How to find the best conversational English curriculum

When I first started out as a freelance online English teacher, I had a hard time finding quality curriculum for teaching business speaking English to adults or teenagers. In this article you’ll find a road-map that will help you find the resources you need in order to deliver more value! What you won’t find is a list of links. What is important here are the underlying principles… I’m showing you how to fish 😉

1) Have a firm understanding on your niche

When I say niche, I mean your student/client. If you haven’t focused on a niche yet, you’re doing it wrong. In regards to curriculum acquisition, having a niche means you’ll be able to reliably reuse the curriculum that you find/purchase for more than one student and likely also future students. If you’re teaching general English, that’s ok. We can start with that. Let’s go through a few questions to help you out. I highly recommend writing your answers down somewhere.

  • Think about your favorite student(s)…
    1. What do they do for a living?
    2. Why are they trying to improve their English?
  • Next, think about how you like to teach…
    1. How long do you prefer your classes to be?
    2. What will your class environment look like? 
  • Finally, what does the end-product of your resource need to be?

Please take a moment to write down (or at least think about) a response to each of those questions above. 

For example, my students are adults or teenagers who are likely students, IT specialists, or entrepreneurs who need to gain confidence when speaking. My classes are 1 hour long where we do a video chat & screen share on Zoom. The end-product that I need are basically just images that I upload on Google Docs. Knowing this, I’m ready to identify the proper keywords in order to take the next step…

2) Search bars

Yes, just searching. The strategy here is to use the right keywords. Google also has a fancy schmancy system where you can use special characters in special ways to essentially implement filters directly in the search bar. Using these operators will help you narrow down your search so that you can find EXACTLY what you need. For example, I was looking for conversational curriculum to teach English to adults so I put these in the search bar and looked through a few of the links: 

  • conversational english powerpoint for adults
  • conversational business english powerpoint for adults
  • conversational business english for adults 

The site I wanted to search was TPT because I know that they have lots of curriculum on there so I used the “site:” operator which forces Google to return results only from that site. Personally, I find resources on TPT to be good for me because the publishers on that site either have experience with teaching or are still teaching. These stores are not usually big faceless companies but actual people who take the time to make resources. However, if you’ve got a preference for another site simply replace TPT with that site. 

Using this method will take a bit of time because you might have to dig through at least a few pages until you find some good sources. You may also have to get familiar with the search operators but don’t worry, it’s not that complex. Here is a link with information on search operators:

3) Groups and forums 
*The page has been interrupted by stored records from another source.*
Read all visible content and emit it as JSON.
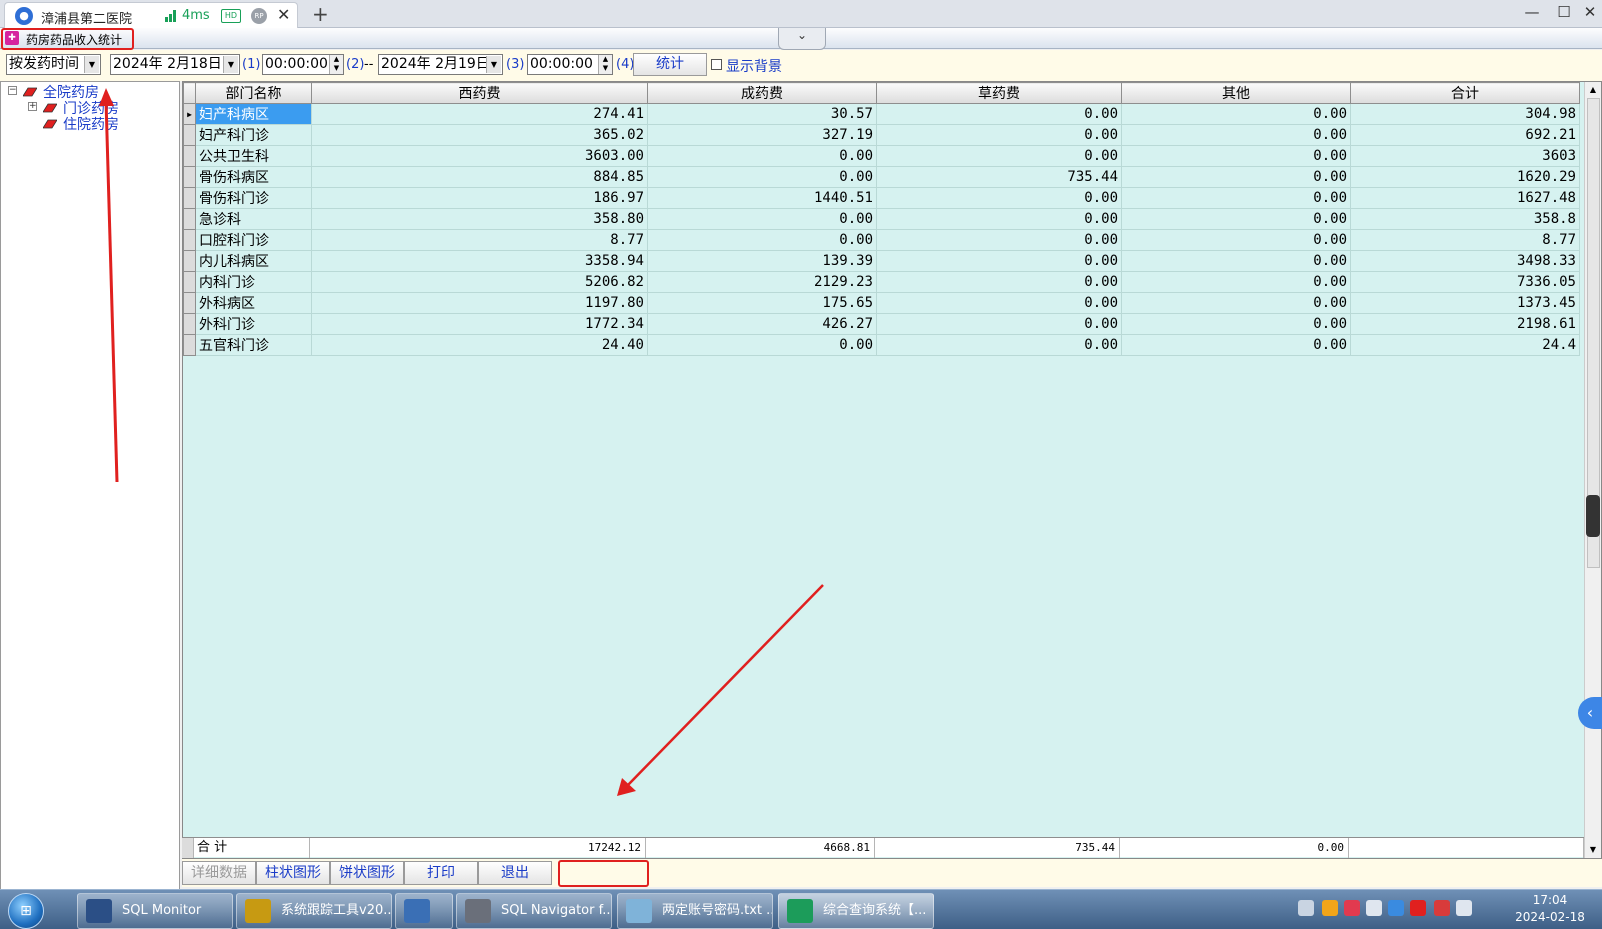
{
  "client": {
    "tab_title": "漳浦县第二医院",
    "latency": "4ms",
    "hd_badge": "HD",
    "rp_badge": "RP",
    "close_glyph": "✕",
    "add_glyph": "+"
  },
  "window": {
    "title": "药房药品收入统计",
    "app_icon": "hospital-icon"
  },
  "toolbar": {
    "mode_select": "按发药时间",
    "start_date": "2024年 2月18日",
    "start_time": "00:00:00",
    "label_1": "(1)",
    "label_2": "(2)",
    "separator": "--",
    "end_date": "2024年 2月19日",
    "label_3": "(3)",
    "end_time": "00:00:00",
    "label_4": "(4)",
    "stat_button": "统计",
    "show_bg_label": "显示背景",
    "show_bg_checked": false
  },
  "tree": {
    "root": "全院药房",
    "children": [
      "门诊药房",
      "住院药房"
    ]
  },
  "table": {
    "columns": [
      "部门名称",
      "西药费",
      "成药费",
      "草药费",
      "其他",
      "合计"
    ],
    "rows": [
      [
        "妇产科病区",
        "274.41",
        "30.57",
        "0.00",
        "0.00",
        "304.98"
      ],
      [
        "妇产科门诊",
        "365.02",
        "327.19",
        "0.00",
        "0.00",
        "692.21"
      ],
      [
        "公共卫生科",
        "3603.00",
        "0.00",
        "0.00",
        "0.00",
        "3603"
      ],
      [
        "骨伤科病区",
        "884.85",
        "0.00",
        "735.44",
        "0.00",
        "1620.29"
      ],
      [
        "骨伤科门诊",
        "186.97",
        "1440.51",
        "0.00",
        "0.00",
        "1627.48"
      ],
      [
        "急诊科",
        "358.80",
        "0.00",
        "0.00",
        "0.00",
        "358.8"
      ],
      [
        "口腔科门诊",
        "8.77",
        "0.00",
        "0.00",
        "0.00",
        "8.77"
      ],
      [
        "内儿科病区",
        "3358.94",
        "139.39",
        "0.00",
        "0.00",
        "3498.33"
      ],
      [
        "内科门诊",
        "5206.82",
        "2129.23",
        "0.00",
        "0.00",
        "7336.05"
      ],
      [
        "外科病区",
        "1197.80",
        "175.65",
        "0.00",
        "0.00",
        "1373.45"
      ],
      [
        "外科门诊",
        "1772.34",
        "426.27",
        "0.00",
        "0.00",
        "2198.61"
      ],
      [
        "五官科门诊",
        "24.40",
        "0.00",
        "0.00",
        "0.00",
        "24.4"
      ]
    ],
    "selected_row": 0,
    "footer": {
      "label": "合 计",
      "west": "17242.12",
      "patent": "4668.81",
      "herbal": "735.44",
      "other": "0.00",
      "total": ""
    }
  },
  "actions": {
    "detail": "详细数据",
    "bar_chart": "柱状图形",
    "pie_chart": "饼状图形",
    "print": "打印",
    "exit": "退出"
  },
  "taskbar": {
    "items": [
      {
        "label": "SQL Monitor",
        "icon": "sql-monitor-icon",
        "color": "#2b4f86"
      },
      {
        "label": "系统跟踪工具v20...",
        "icon": "sql-trace-icon",
        "color": "#c79a12"
      },
      {
        "label": "",
        "icon": "remote-desktop-icon",
        "color": "#3a6fb5"
      },
      {
        "label": "SQL Navigator f...",
        "icon": "navigator-icon",
        "color": "#6a6f7a"
      },
      {
        "label": "两定账号密码.txt ...",
        "icon": "notepad-icon",
        "color": "#7fb3d9"
      },
      {
        "label": "综合查询系统【...",
        "icon": "query-system-icon",
        "color": "#1c9c5a"
      }
    ],
    "clock_time": "17:04",
    "clock_date": "2024-02-18"
  },
  "colors": {
    "grid_bg": "#d6f2f0",
    "toolbar_bg": "#fffbe8",
    "link_blue": "#1a3cc8",
    "annotation_red": "#e0201f",
    "selection_blue": "#3b9cf0"
  }
}
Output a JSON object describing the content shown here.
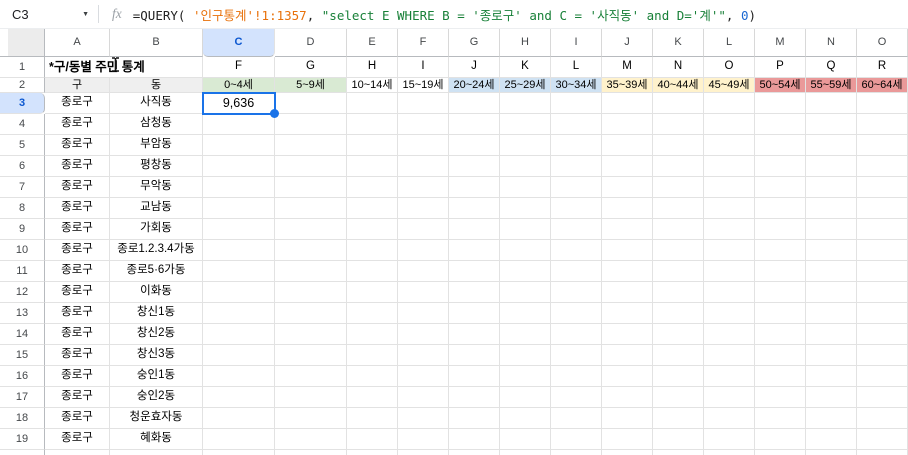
{
  "name_box": {
    "value": "C3"
  },
  "formula_bar": {
    "fx_label": "fx",
    "parts": [
      {
        "text": "=QUERY( ",
        "color": "#222222"
      },
      {
        "text": "'인구통계'!1:1357",
        "color": "#e8710a"
      },
      {
        "text": ", ",
        "color": "#222222"
      },
      {
        "text": "\"select E WHERE B = '종로구' and C = '사직동' and D='계'\"",
        "color": "#188038"
      },
      {
        "text": ", ",
        "color": "#222222"
      },
      {
        "text": "0",
        "color": "#1967d2"
      },
      {
        "text": ")",
        "color": "#222222"
      }
    ]
  },
  "column_headers": [
    "A",
    "B",
    "C",
    "D",
    "E",
    "F",
    "G",
    "H",
    "I",
    "J",
    "K",
    "L",
    "M",
    "N",
    "O"
  ],
  "selection": {
    "column": "C",
    "row": "3",
    "cell": "C3",
    "value": "9,636",
    "accent": "#1a73e8",
    "header_bg": "#d3e3fd",
    "header_text": "#0b57d0"
  },
  "row1": {
    "number": "1",
    "title": "*구/동별 주민 통계",
    "cells": [
      "F",
      "G",
      "H",
      "I",
      "J",
      "K",
      "L",
      "M",
      "N",
      "O",
      "P",
      "Q",
      "R"
    ]
  },
  "row2": {
    "number": "2",
    "cells": [
      {
        "label": "구",
        "bg": "#efefef"
      },
      {
        "label": "동",
        "bg": "#efefef"
      },
      {
        "label": "0~4세",
        "bg": "#d9ead3"
      },
      {
        "label": "5~9세",
        "bg": "#d9ead3"
      },
      {
        "label": "10~14세",
        "bg": "#ffffff"
      },
      {
        "label": "15~19세",
        "bg": "#ffffff"
      },
      {
        "label": "20~24세",
        "bg": "#cfe2f3"
      },
      {
        "label": "25~29세",
        "bg": "#cfe2f3"
      },
      {
        "label": "30~34세",
        "bg": "#cfe2f3"
      },
      {
        "label": "35~39세",
        "bg": "#fff2cc"
      },
      {
        "label": "40~44세",
        "bg": "#fff2cc"
      },
      {
        "label": "45~49세",
        "bg": "#fff2cc"
      },
      {
        "label": "50~54세",
        "bg": "#ea9999"
      },
      {
        "label": "55~59세",
        "bg": "#ea9999"
      },
      {
        "label": "60~64세",
        "bg": "#ea9999"
      }
    ]
  },
  "rows": [
    {
      "number": "3",
      "gu": "종로구",
      "dong": "사직동",
      "value": "9,636"
    },
    {
      "number": "4",
      "gu": "종로구",
      "dong": "삼청동",
      "value": ""
    },
    {
      "number": "5",
      "gu": "종로구",
      "dong": "부암동",
      "value": ""
    },
    {
      "number": "6",
      "gu": "종로구",
      "dong": "평창동",
      "value": ""
    },
    {
      "number": "7",
      "gu": "종로구",
      "dong": "무악동",
      "value": ""
    },
    {
      "number": "8",
      "gu": "종로구",
      "dong": "교남동",
      "value": ""
    },
    {
      "number": "9",
      "gu": "종로구",
      "dong": "가회동",
      "value": ""
    },
    {
      "number": "10",
      "gu": "종로구",
      "dong": "종로1.2.3.4가동",
      "value": ""
    },
    {
      "number": "11",
      "gu": "종로구",
      "dong": "종로5·6가동",
      "value": ""
    },
    {
      "number": "12",
      "gu": "종로구",
      "dong": "이화동",
      "value": ""
    },
    {
      "number": "13",
      "gu": "종로구",
      "dong": "창신1동",
      "value": ""
    },
    {
      "number": "14",
      "gu": "종로구",
      "dong": "창신2동",
      "value": ""
    },
    {
      "number": "15",
      "gu": "종로구",
      "dong": "창신3동",
      "value": ""
    },
    {
      "number": "16",
      "gu": "종로구",
      "dong": "숭인1동",
      "value": ""
    },
    {
      "number": "17",
      "gu": "종로구",
      "dong": "숭인2동",
      "value": ""
    },
    {
      "number": "18",
      "gu": "종로구",
      "dong": "청운효자동",
      "value": ""
    },
    {
      "number": "19",
      "gu": "종로구",
      "dong": "혜화동",
      "value": ""
    }
  ]
}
Online communities are great and if you find the right one, you can simply ask in there. Don’t underestimate the power of a strong community! I’ve found that the best engagement happens on Facebook groups dedicated specifically to a target niche. If you’re sourcing curriculum for teaching conversational business English to adults then you’re probably working for yourself as a freelance teacher. The search bar on Facebook is your friend here. Go ahead and search for a community with a few key words and make sure to apply the filter so that the only search results are groups. You might have to answer a few questions to join those groups but that’s good because you know that the members are a bit more qualified! Once you’re in, you can search again specifically within the group. These groups usually also have a search bar so I highly recommend also using some of your keywords in their search bars. Taking a look at these communities will also help you better understand the market in general. Don’t rely on just one community! It’s important to be part of a variety of communities because then you will not risk getting only one type of opinion. In my experience, I posted the same content in several communities and I got a wide range of reactions. From people literally saying fuck you several times to others congratulating me. Be aware that different communities appeal to different kinds of people. 

Thank you for taking the time to read through my article. Since you made it to the end, I will now offer a freebie. If you happen to also be teaching conversational business English to adults, then this is great for you: Talk About Investing in Yourself -Powerpoint and Google Slides -ESL for Adults